Fascist ideology, as broadly put in Mussolini’s Doctrine of Fascism, “is a historicalconception, in which man is what he is only in so far as he works within thespiritual process where he finds himself, in the family or social group, in thenation and in the history in which all nations collaborate…Outside history manis nothing.”26Mussolini makes clear the position that fascism is a male construct, both madeby the man, and for the man, concerned with only the man and his violent wishesof expansion and obsessive need to be immortalized as is made clear by “outsideof history man is nothing.”27 However, what is thewomen outside of history? Mussolini talks poorly of what he calls the oppositeof “a manifestation of energy…staying at home…a sign of decadence.
“28 Iffascism ever intended to grant women a proper, respectable place in society theact of “staying at home” would not be drawn in such a negative light and assomething so abhorrent for a man to do. If women were to have a concrete rolein society, resembling the same level of worth and prestige as that of a man,the man would be forced to share the limelight of history with women; a conceptunimaginable to supporters of fascism. However, for women to take part in theactions and organizations that oppressed them in the first place would be abreach of another of Woolf’s warnings to women: “that if we enter the same professions we shall acquire the samequalities? And do not such qualities lead to war?”29 Inthis Woolf urges women to not fall into the same patterns of oppression thathave oppressed them, however she is not suggesting inaction. Woolf calls for “anywoman who enters any profession shall in no way hinder any other human being…butshall do all in her power to help them.”30 This sentiment cannot befound anywhere in any fascist thought or publication. It is this thought ofequality that makes egalitarian feminism mutually exclusive to fascism.1 Mosse,George L. “Fascism and the French Revolution.
” Journal ofContemporary History 24, no. 1 (1989): pg. 6. 2Ibid.
3Three Guineas, page 66. 4Ibid., 66. 5Macciocchi, Maria-Antonietta. “Female Sexuality in Fascist Ideology.”Feminist Review, no.
1 (1979): pg. 69. 6Hitler, Adolf, Norman Cameron, R. H.
Stevens, and H. R. Trevor-Roper.
Hitler’stable talk, 1941-1944: his private conversations. New York City: Enigma Books,2000. Pg. 251. 7Ibid., 252. 8 Johnson,Richard L. “Nazi Feminists: A Contradiction in Terms.

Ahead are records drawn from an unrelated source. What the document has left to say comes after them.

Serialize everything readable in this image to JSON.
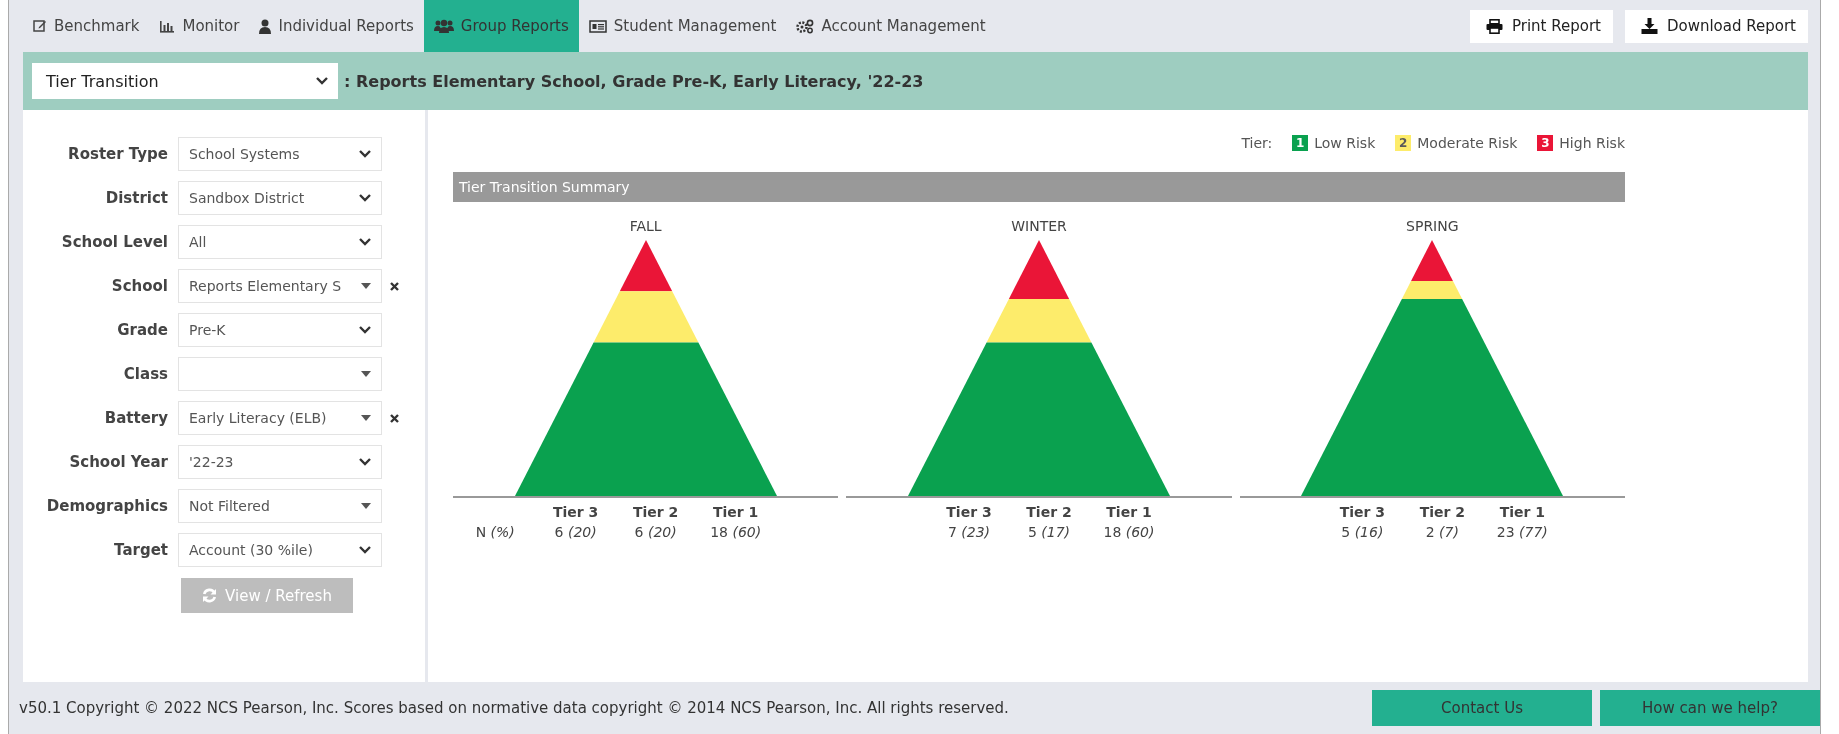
{
  "nav": {
    "tabs": [
      {
        "label": "Benchmark",
        "selected": false
      },
      {
        "label": "Monitor",
        "selected": false
      },
      {
        "label": "Individual Reports",
        "selected": false
      },
      {
        "label": "Group Reports",
        "selected": true
      },
      {
        "label": "Student Management",
        "selected": false
      },
      {
        "label": "Account Management",
        "selected": false
      }
    ],
    "buttons": [
      {
        "label": "Print Report",
        "kind": "print"
      },
      {
        "label": "Download Report",
        "kind": "download"
      }
    ]
  },
  "report_bar": {
    "report_select": "Tier Transition",
    "subtitle": ": Reports Elementary School, Grade Pre-K, Early Literacy, '22-23"
  },
  "filters": [
    {
      "label": "Roster Type",
      "value": "School Systems",
      "kind": "chevron",
      "clearable": false
    },
    {
      "label": "District",
      "value": "Sandbox District",
      "kind": "chevron",
      "clearable": false
    },
    {
      "label": "School Level",
      "value": "All",
      "kind": "chevron",
      "clearable": false
    },
    {
      "label": "School",
      "value": "Reports Elementary S",
      "kind": "triangle",
      "clearable": true
    },
    {
      "label": "Grade",
      "value": "Pre-K",
      "kind": "chevron",
      "clearable": false
    },
    {
      "label": "Class",
      "kind": "triangle",
      "clearable": false
    },
    {
      "label": "Battery",
      "value": "Early Literacy (ELB)",
      "kind": "triangle",
      "clearable": true
    },
    {
      "label": "School Year",
      "value": "'22-23",
      "kind": "chevron",
      "clearable": false
    },
    {
      "label": "Demographics",
      "value": "Not Filtered",
      "kind": "triangle",
      "clearable": false
    },
    {
      "label": "Target",
      "value": "Account (30 %ile)",
      "kind": "chevron",
      "clearable": false
    }
  ],
  "view_button": {
    "label": "View / Refresh",
    "disabled": true
  },
  "legend": {
    "label": "Tier:",
    "items": [
      {
        "number": "1",
        "label": "Low Risk",
        "color": "#0aa14f"
      },
      {
        "number": "2",
        "label": "Moderate Risk",
        "color": "#fdec6b"
      },
      {
        "number": "3",
        "label": "High Risk",
        "color": "#ea1537"
      }
    ]
  },
  "summary": {
    "title": "Tier Transition Summary",
    "seasons": [
      {
        "label": "FALL",
        "table": {
          "row_label": "N *(%)*",
          "columns": [
            "Tier 3",
            "Tier 2",
            "Tier 1"
          ],
          "cells": [
            {
              "count": "6",
              "percent": "(20)"
            },
            {
              "count": "6",
              "percent": "(20)"
            },
            {
              "count": "18",
              "percent": "(60)"
            }
          ]
        }
      },
      {
        "label": "WINTER",
        "table": {
          "columns": [
            "Tier 3",
            "Tier 2",
            "Tier 1"
          ],
          "cells": [
            {
              "count": "7",
              "percent": "(23)"
            },
            {
              "count": "5",
              "percent": "(17)"
            },
            {
              "count": "18",
              "percent": "(60)"
            }
          ]
        }
      },
      {
        "label": "SPRING",
        "table": {
          "columns": [
            "Tier 3",
            "Tier 2",
            "Tier 1"
          ],
          "cells": [
            {
              "count": "5",
              "percent": "(16)"
            },
            {
              "count": "2",
              "percent": "(7)"
            },
            {
              "count": "23",
              "percent": "(77)"
            }
          ]
        }
      }
    ]
  },
  "footer": {
    "copyright": "v50.1 Copyright © 2022 NCS Pearson, Inc. Scores based on normative data copyright © 2014 NCS Pearson, Inc. All rights reserved.",
    "buttons": [
      "Contact Us",
      "How can we help?"
    ]
  }
}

” Frontiers: AJournal of Women Studies 1, no. 3 (1976): 55-62. doi:10.2307/3346169. Pg. 56. 9Ibid.
, 56. 10Ibid., 57. 11Ibid. 12http://germanhistorydocs.
ghi-dc.org/sub_document.cfm?document_id=1557 13copied Johnson, Richard L. “Nazi Feminists: AContradiction in Terms.” Frontiers: A Journal of Women Studies 1, no.
3(1976): 55-62. doi:10.2307/3346169. Pg. 57. 14Ibid., 58.
15Woolf, Virginia, and Naomi Black. Three Guineas. Oxford: Published for theShakespeare Head Press by Blackwell Publishers, 2001. 16De Grazia, Victoria. How Fascism Ruled Women: Italy, 1922-1945. Berkeley:University of California Press, 1992. Pg.
7. 17 Woolf,Virginia, and Naomi Black. Three Guineas.
Oxford: Published for the ShakespeareHead Press by Blackwell Publishers, 2001. 18Ibid. 19http://research.calvin.edu/german-propaganda-archive/scholtz-klink2.htm 20Ibid.
21Ibid. 22Ibid. 23Ibid. 24Ibid.
25Woolf, Three Guineas. 26 Mussolini,Benito, and Jane Soames. The Political and Social Doctrine of Fascism.
London:Leonard and Virginia Woolf at the Hogarth Press, 1933. 27Ibid. 28Ibid. 29Woolf, Three Guineas30 Ibid. LK1Talkabout fascism and then how it moved into hitler and other fascist leaders inEurope.
LK2Comeback to finish whole intro. LK3Goback and see what mill was about.